Magnetars are the bizarre super-dense remnants of supernova explosions. They are the strongest magnets known in the Universe — millions of times more powerful than the strongest magnets on Earth. A team of European astronomers using ESO’s Very Large Telescope (VLT) now believe they’ve found the partner star of a magnetar for the first time. This discovery helps to explain how magnetars form — a conundrum dating back 35 years — and why this particular star didn’t collapse into a black hole as astronomers would expect.
Read more at: http://www.eso.org/public/news/eso1415/

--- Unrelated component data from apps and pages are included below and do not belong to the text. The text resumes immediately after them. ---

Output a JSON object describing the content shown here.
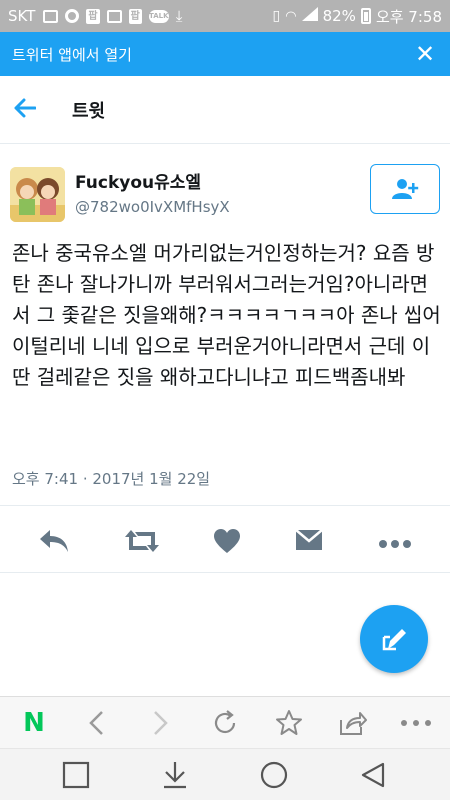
{
  "status_bar": {
    "carrier": "SKT",
    "talk_label": "TALK",
    "pp_label": "팝",
    "battery": "82%",
    "time": "오후 7:58"
  },
  "app_banner": {
    "label": "트위터 앱에서 열기"
  },
  "header": {
    "title": "트윗"
  },
  "tweet": {
    "display_name": "Fuckyou유소엘",
    "handle": "@782wo0IvXMfHsyX",
    "text": "존나 중국유소엘 머가리없는거인정하는거? 요즘 방탄 존나 잘나가니까 부러워서그러는거임?아니라면서 그 좇같은 짓을왜해?ㅋㅋㅋㅋㄱㅋㅋ아 존나 씹어이털리네 니네 입으로 부러운거아니라면서 근데 이딴 걸레같은 짓을 왜하고다니냐고 피드백좀내봐",
    "date": "오후 7:41 · 2017년 1월 22일"
  },
  "colors": {
    "accent": "#1da1f2",
    "icon_gray": "#657786",
    "naver_green": "#03c75a"
  },
  "icons": {
    "reply": "reply-icon",
    "retweet": "retweet-icon",
    "like": "heart-icon",
    "dm": "envelope-icon",
    "more": "more-icon"
  }
}
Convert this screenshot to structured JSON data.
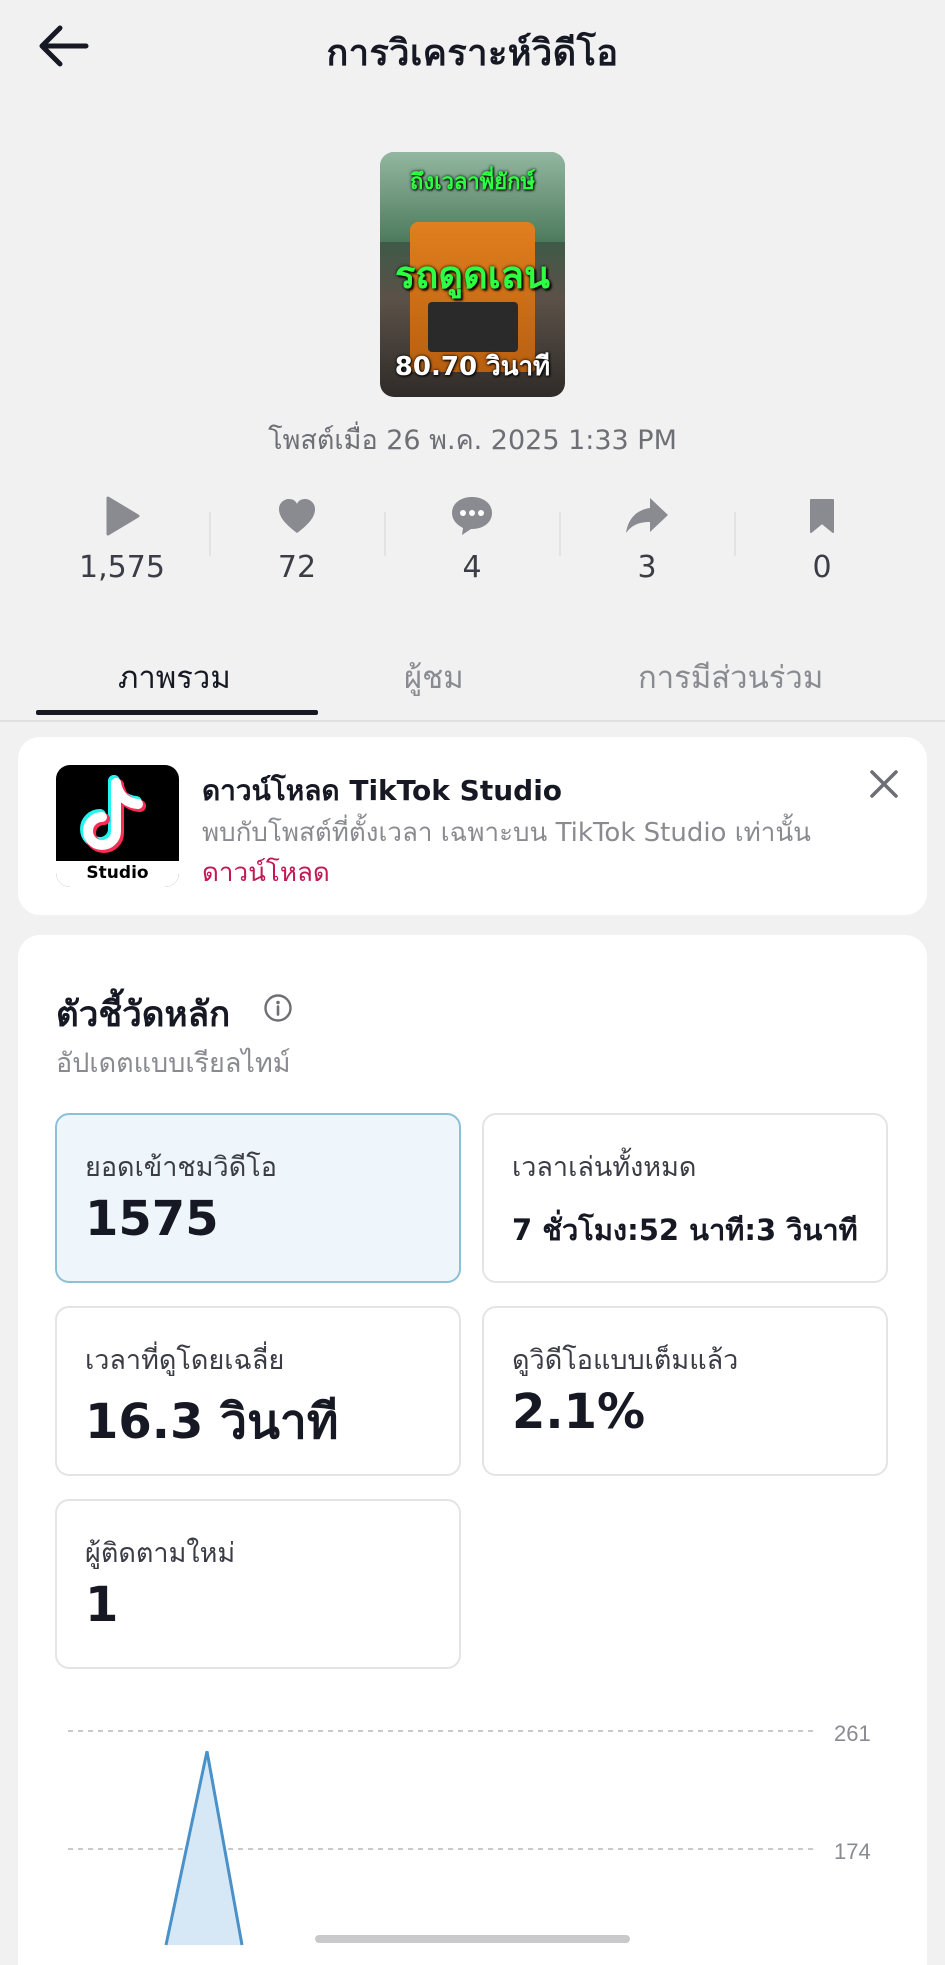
{
  "header": {
    "title": "การวิเคราะห์วิดีโอ",
    "back_icon": "arrow-left-icon"
  },
  "video": {
    "thumbnail_top_text": "ถึงเวลาพี่ยักษ์",
    "thumbnail_main_text": "รถดูดเลน",
    "thumbnail_duration_text": "80.70 วินาที",
    "posted_text": "โพสต์เมื่อ 26 พ.ค. 2025 1:33 PM"
  },
  "stats": [
    {
      "icon": "play-icon",
      "value": "1,575"
    },
    {
      "icon": "heart-icon",
      "value": "72"
    },
    {
      "icon": "comment-icon",
      "value": "4"
    },
    {
      "icon": "share-icon",
      "value": "3"
    },
    {
      "icon": "bookmark-icon",
      "value": "0"
    }
  ],
  "tabs": [
    {
      "label": "ภาพรวม",
      "active": true
    },
    {
      "label": "ผู้ชม",
      "active": false
    },
    {
      "label": "การมีส่วนร่วม",
      "active": false
    }
  ],
  "promo": {
    "app_icon_label": "Studio",
    "title": "ดาวน์โหลด TikTok Studio",
    "description": "พบกับโพสต์ที่ตั้งเวลา เฉพาะบน TikTok Studio เท่านั้น",
    "link_text": "ดาวน์โหลด"
  },
  "metrics": {
    "title": "ตัวชี้วัดหลัก",
    "subtitle": "อัปเดตแบบเรียลไทม์",
    "cards": [
      {
        "label": "ยอดเข้าชมวิดีโอ",
        "value": "1575",
        "selected": true
      },
      {
        "label": "เวลาเล่นทั้งหมด",
        "value": "7 ชั่วโมง:52 นาที:3 วินาที",
        "selected": false
      },
      {
        "label": "เวลาที่ดูโดยเฉลี่ย",
        "value": "16.3 วินาที",
        "selected": false
      },
      {
        "label": "ดูวิดีโอแบบเต็มแล้ว",
        "value": "2.1%",
        "selected": false
      },
      {
        "label": "ผู้ติดตามใหม่",
        "value": "1",
        "selected": false
      }
    ]
  },
  "chart_data": {
    "type": "area",
    "y_ticks": [
      "261",
      "174"
    ],
    "ylim": [
      0,
      261
    ],
    "peak_value": 246,
    "color": "#4a90c9",
    "fill": "#d6e8f6"
  },
  "colors": {
    "accent_link": "#c21854",
    "text_primary": "#161823",
    "text_secondary": "#8a8b91"
  }
}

In a white paper released today, a group of American astronomers provide an outline about the future of radio astronomy for the next ten years, given the proper funding. Radio astronomy is expected to bring major advances in the understanding of “orphan gamma-ray burst afterglows, radio supernovae, tidally-disrupted stars, flare stars, magnetars, and transmissions from extraterrestrial civilizations.”